The notion that the 54-year-old Marvel Universe is going away to be replaced by a new, melded one with 2015's Secret Wars is a tough pill to swallow for some. Change can be good, but change can also be upsetting to a comfortable status quo.
Some of the folks who put the “status” in that quo are John Romita, Gerry Conway, and Walter Simonson.
Romita became an iconic Spider-Man artist in the 1960s, and later the company’s art director in the 1970s. Conway served briefly as the company’s Editor-In-Chief in 1976, but is better known for long runs writing Amazing Spider-Man, where he scripted the death of Gwen Stacy and co-created the Punisher. Simonson was the writer and artist on a 1980s Thor run that’s still talked about today. The three uniformly look at the change as Marvel’s prerogative, but vary as to what they think the future might hold.
“I think like with any idea, the execution will matter more than the idea itself. The idea of a reset is, by itself, not a bad idea,” Conway said. “The only issue creatively is to be consistent in however you choose to define it. Make sure it doesn’t feel patched together.”
Simonson is a longtime fan, having discovered Marvel comics in 1965 at a tobacco store near his college. He bought 11 titles a month at 12 cents a pop. “And that was $1.32 even a college student could afford,” he said. He knows that change is part of the journey.
“As a fan, the Marvel Universe has changed enormously since the days when I was a major reader in college. Sometimes costumes, names, or backstories might be the same, usually they’re a little different. They’ve evolved over time. As a professional, I totally understand the idea of rebooting stuff, of trying to find a new way to tell stories. I separate my fan life from my professional life. I understand why they want to do it.”
Marvel seems reluctant to use words such as “reset” or “reboot,” though Marvel Senior VP of Publishing Tom Brevoort says that “The Marvel Universe as you know it is done.” The language seems in conflict, just as Conway feel some fans may feel internally.
“[Longtime DC Editor] Julie Schwartz once told me in the late ’60s or early ’70s when I was starting out that the average reader read comics for about three years. But that changed drastically right about the time Julie told me that,” Conway said. “Readers started staying around for five years, 10 years, now 20 years and more. And the problem is that existing readers want two different things: They want growth and change, but they don’t want it to be different. And these are two conflicting, horribly conflicting, notions.”
The notions may be divided by the very generations Conway speaks of.
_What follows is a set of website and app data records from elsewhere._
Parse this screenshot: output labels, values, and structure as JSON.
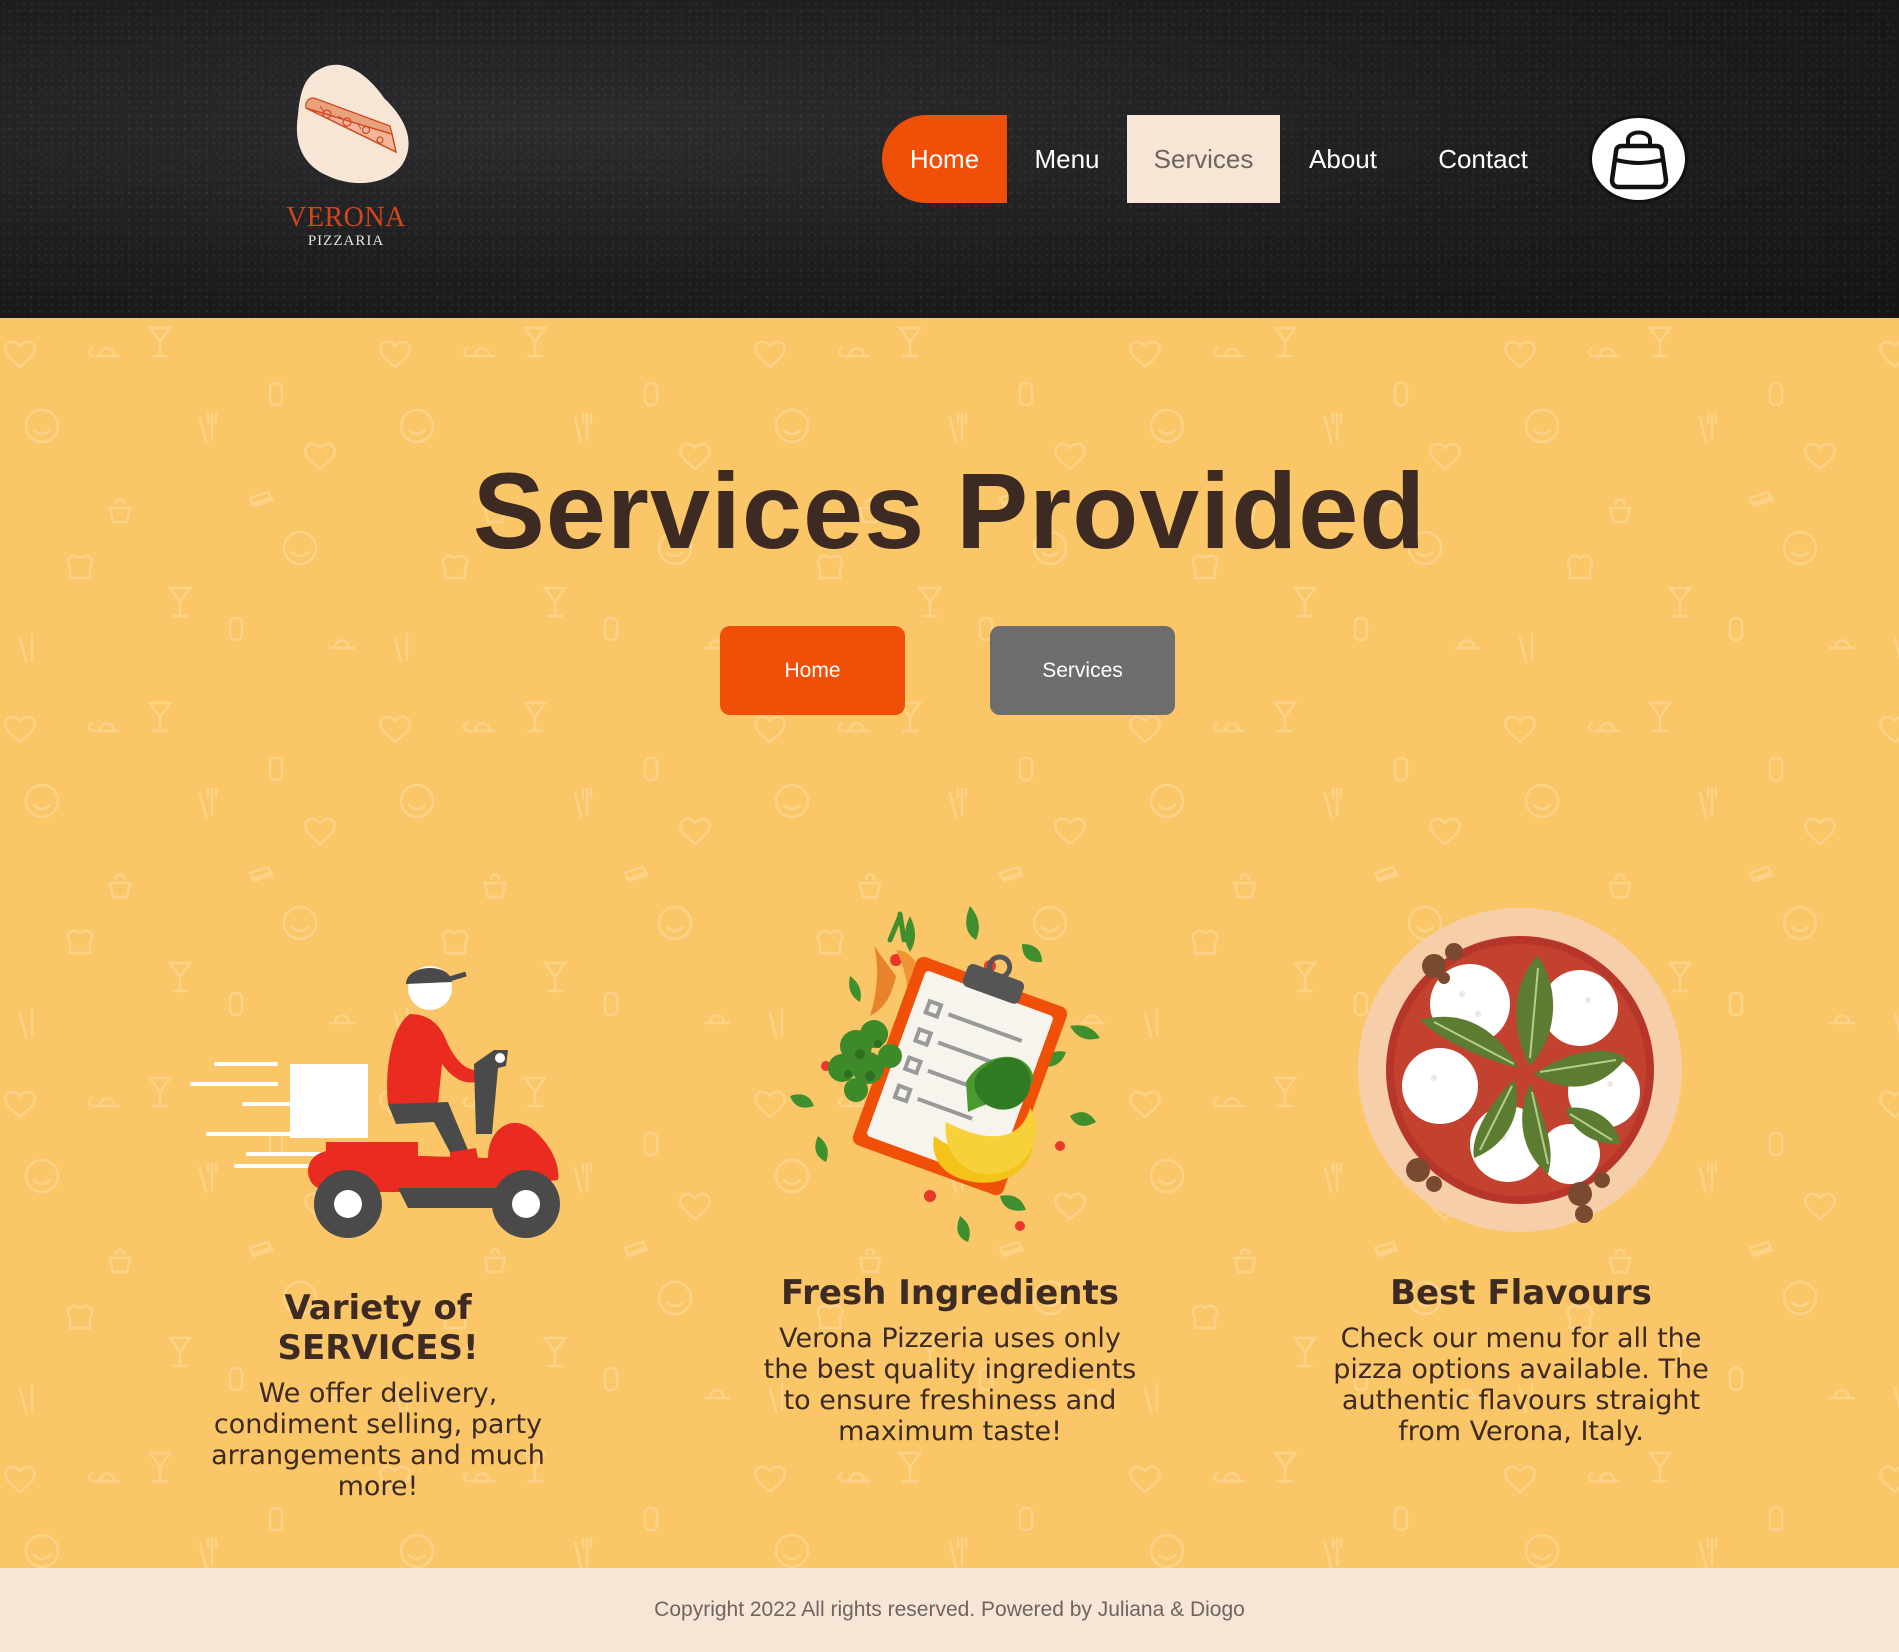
{
  "header": {
    "logo": {
      "brand": "VERONA",
      "subtitle": "PIZZARIA"
    },
    "nav": {
      "home": "Home",
      "menu": "Menu",
      "services": "Services",
      "about": "About",
      "contact": "Contact"
    },
    "cart_icon": "shopping-bag-icon"
  },
  "main": {
    "title": "Services Provided",
    "breadcrumb": {
      "home": "Home",
      "current": "Services"
    },
    "features": [
      {
        "icon": "delivery-scooter-illustration",
        "title": "Variety of SERVICES!",
        "text": "We offer delivery, condiment selling, party arrangements and much more!"
      },
      {
        "icon": "fresh-ingredients-illustration",
        "title": "Fresh Ingredients",
        "text": "Verona Pizzeria uses only the best quality ingredients to ensure freshiness and maximum taste!"
      },
      {
        "icon": "pizza-illustration",
        "title": "Best Flavours",
        "text": "Check our menu for all the pizza options available. The authentic flavours straight from Verona, Italy."
      }
    ]
  },
  "footer": {
    "copyright": "Copyright 2022 All rights reserved. Powered by Juliana & Diogo"
  },
  "colors": {
    "accent": "#f04f08",
    "background": "#fac667",
    "header": "#1d1d1f",
    "text": "#3d2a23",
    "footer": "#f7e6d6"
  }
}
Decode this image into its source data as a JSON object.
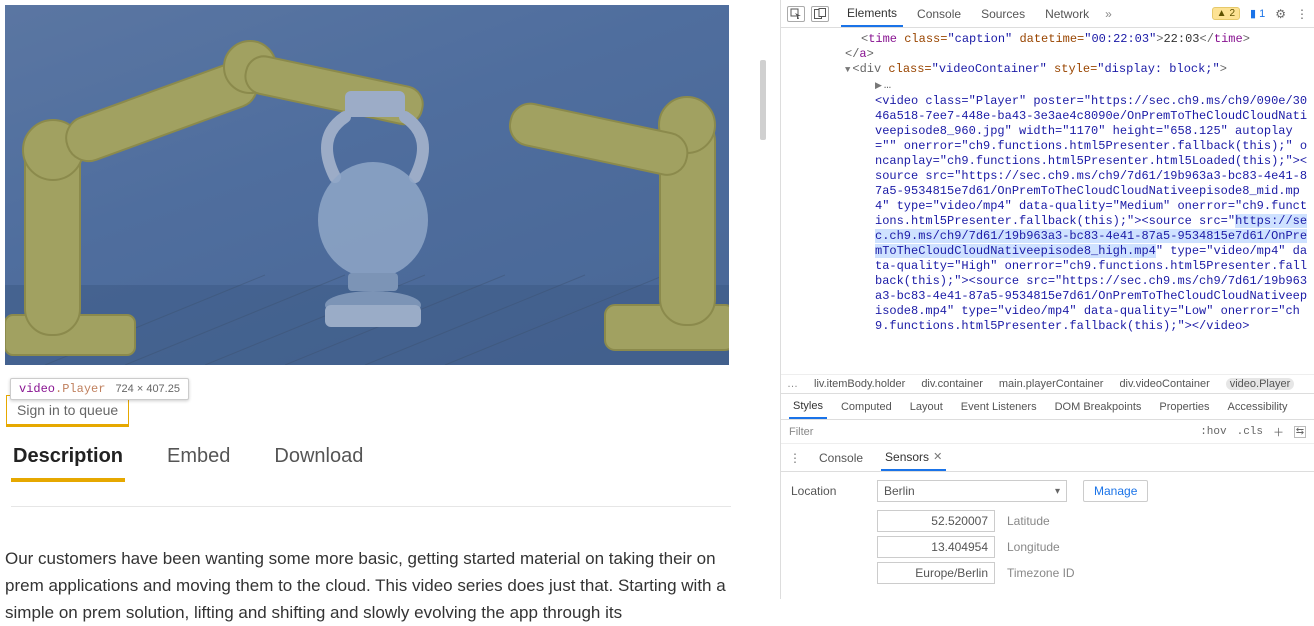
{
  "video": {
    "tooltip_selector_prefix": "video",
    "tooltip_selector_class": ".Player",
    "tooltip_dims": "724 × 407.25",
    "signin_label": "Sign in to queue"
  },
  "tabs": {
    "description": "Description",
    "embed": "Embed",
    "download": "Download"
  },
  "description_text": "Our customers have been wanting some more basic, getting started material on taking their on prem applications and moving them to the cloud. This video series does just that. Starting with a simple on prem solution, lifting and shifting and slowly evolving the app through its",
  "devtools": {
    "panels": [
      "Elements",
      "Console",
      "Sources",
      "Network"
    ],
    "more_glyph": "»",
    "warn_count": "2",
    "msg_count": "1",
    "time_line": {
      "tag_open": "<",
      "tag": "time",
      "class_attr": " class=",
      "class_val": "\"caption\"",
      "dt_attr": " datetime=",
      "dt_val": "\"00:22:03\"",
      "gt": ">",
      "text": "22:03",
      "close": "</",
      "close_tag": "time",
      "close_gt": ">"
    },
    "a_close": "</a>",
    "div_line": {
      "open": "<div ",
      "class": "class=",
      "class_v": "\"videoContainer\"",
      "style": " style=",
      "style_v": "\"display: block;\"",
      "end": ">"
    },
    "video_html_before": "<video class=\"Player\" poster=\"https://sec.ch9.ms/ch9/090e/3046a518-7ee7-448e-ba43-3e3ae4c8090e/OnPremToTheCloudCloudNativeepisode8_960.jpg\" width=\"1170\" height=\"658.125\" autoplay=\"\" onerror=\"ch9.functions.html5Presenter.fallback(this);\" oncanplay=\"ch9.functions.html5Presenter.html5Loaded(this);\"><source src=\"https://sec.ch9.ms/ch9/7d61/19b963a3-bc83-4e41-87a5-9534815e7d61/OnPremToTheCloudCloudNativeepisode8_mid.mp4\" type=\"video/mp4\" data-quality=\"Medium\" onerror=\"ch9.functions.html5Presenter.fallback(this);\"><source src=\"",
    "video_html_highlight": "https://sec.ch9.ms/ch9/7d61/19b963a3-bc83-4e41-87a5-9534815e7d61/OnPremToTheCloudCloudNativeepisode8_high.mp4",
    "video_html_after": "\" type=\"video/mp4\" data-quality=\"High\" onerror=\"ch9.functions.html5Presenter.fallback(this);\"><source src=\"https://sec.ch9.ms/ch9/7d61/19b963a3-bc83-4e41-87a5-9534815e7d61/OnPremToTheCloudCloudNativeepisode8.mp4\" type=\"video/mp4\" data-quality=\"Low\" onerror=\"ch9.functions.html5Presenter.fallback(this);\"></video>",
    "crumbs": [
      "…",
      "liv.itemBody.holder",
      "div.container",
      "main.playerContainer",
      "div.videoContainer",
      "video.Player"
    ],
    "style_tabs": [
      "Styles",
      "Computed",
      "Layout",
      "Event Listeners",
      "DOM Breakpoints",
      "Properties",
      "Accessibility"
    ],
    "filter_placeholder": "Filter",
    "hov": ":hov",
    "cls": ".cls",
    "console_drawer": {
      "console": "Console",
      "sensors": "Sensors"
    },
    "sensors": {
      "location_label": "Location",
      "location_value": "Berlin",
      "manage": "Manage",
      "lat_value": "52.520007",
      "lat_label": "Latitude",
      "lon_value": "13.404954",
      "lon_label": "Longitude",
      "tz_value": "Europe/Berlin",
      "tz_label": "Timezone ID"
    }
  }
}
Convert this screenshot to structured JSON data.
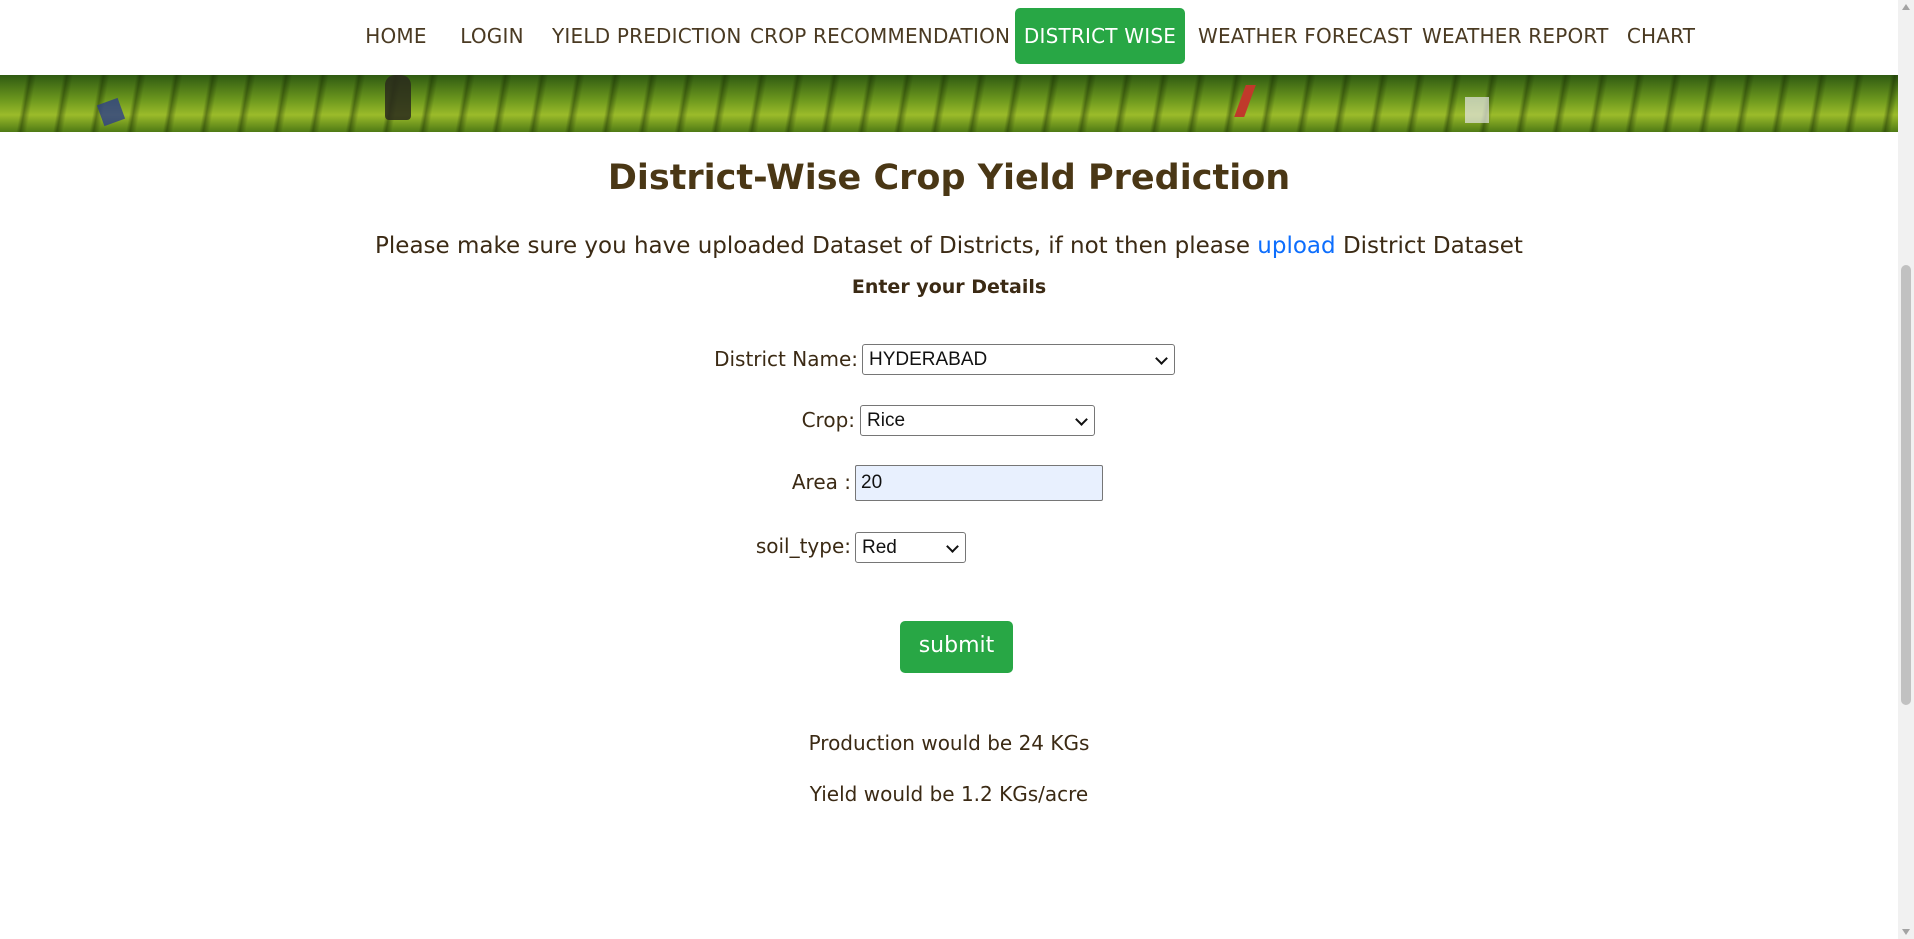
{
  "nav": {
    "items": [
      {
        "label": "HOME",
        "active": false
      },
      {
        "label": "LOGIN",
        "active": false
      },
      {
        "label": "YIELD PREDICTION",
        "active": false
      },
      {
        "label": "CROP RECOMMENDATION",
        "active": false
      },
      {
        "label": "DISTRICT WISE",
        "active": true
      },
      {
        "label": "WEATHER FORECAST",
        "active": false
      },
      {
        "label": "WEATHER REPORT",
        "active": false
      },
      {
        "label": "CHART",
        "active": false
      }
    ]
  },
  "page": {
    "title": "District-Wise Crop Yield Prediction",
    "notice_prefix": "Please make sure you have uploaded Dataset of Districts, if not then please",
    "notice_link": "upload",
    "notice_suffix": "District Dataset",
    "subheading": "Enter your Details"
  },
  "form": {
    "district_label": "District Name:",
    "district_value": "HYDERABAD",
    "crop_label": "Crop:",
    "crop_value": "Rice",
    "area_label": "Area :",
    "area_value": "20",
    "soil_label": "soil_type:",
    "soil_value": "Red",
    "submit_label": "submit"
  },
  "results": {
    "production": "Production would be 24 KGs",
    "yield": "Yield would be 1.2 KGs/acre"
  },
  "colors": {
    "accent": "#28a745",
    "link": "#0d6efd",
    "text": "#3b2a14"
  }
}
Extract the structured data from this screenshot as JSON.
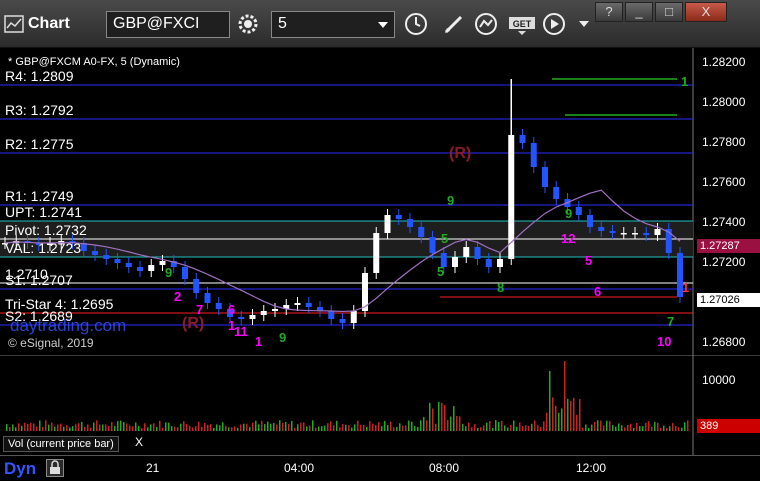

“My guess is new fans will be okay with it, and old fans will grumble,” Romita said. “I’m not a businessman, but I do know that comic companies, for almost 100 years now, do whatever they can for shock value. They grab attention. Personally, I hate all the goofy things they do. When I was there, I used to fight stuff like this. But you can’t stop them.”
Indeed, the wheel of a new Marvel Universe is in motion. And Simonson is not one to rush to judgment.
“I’m an empirical guy,” he said. “Maybe this is coming back out of my old geology days, but I try not to have instant reactions to things and say, ‘Oh my God! That’s terrible!’ My basic reaction is usually ‘let’s see the evidence in the field.’ Let’s come back in a year and see what we’ve got. That will tell the story.”
But in 2015’s Twitter-fueled culture, instant reactions are all the rage. You don’t have to look far to find fans trotting out the old saw of “Marvel just ruined my childhood.” Conway has a message for them.
“I would say to them, no, your childhood is still your childhood. There’s a point to be made, and it’s a universal one: We have to see that there’s a difference between what people do today, and what they did yesterday. Yesterday still exists, those stories still exist. Now someone else is getting a chance at a new childhood. And that’s nice.”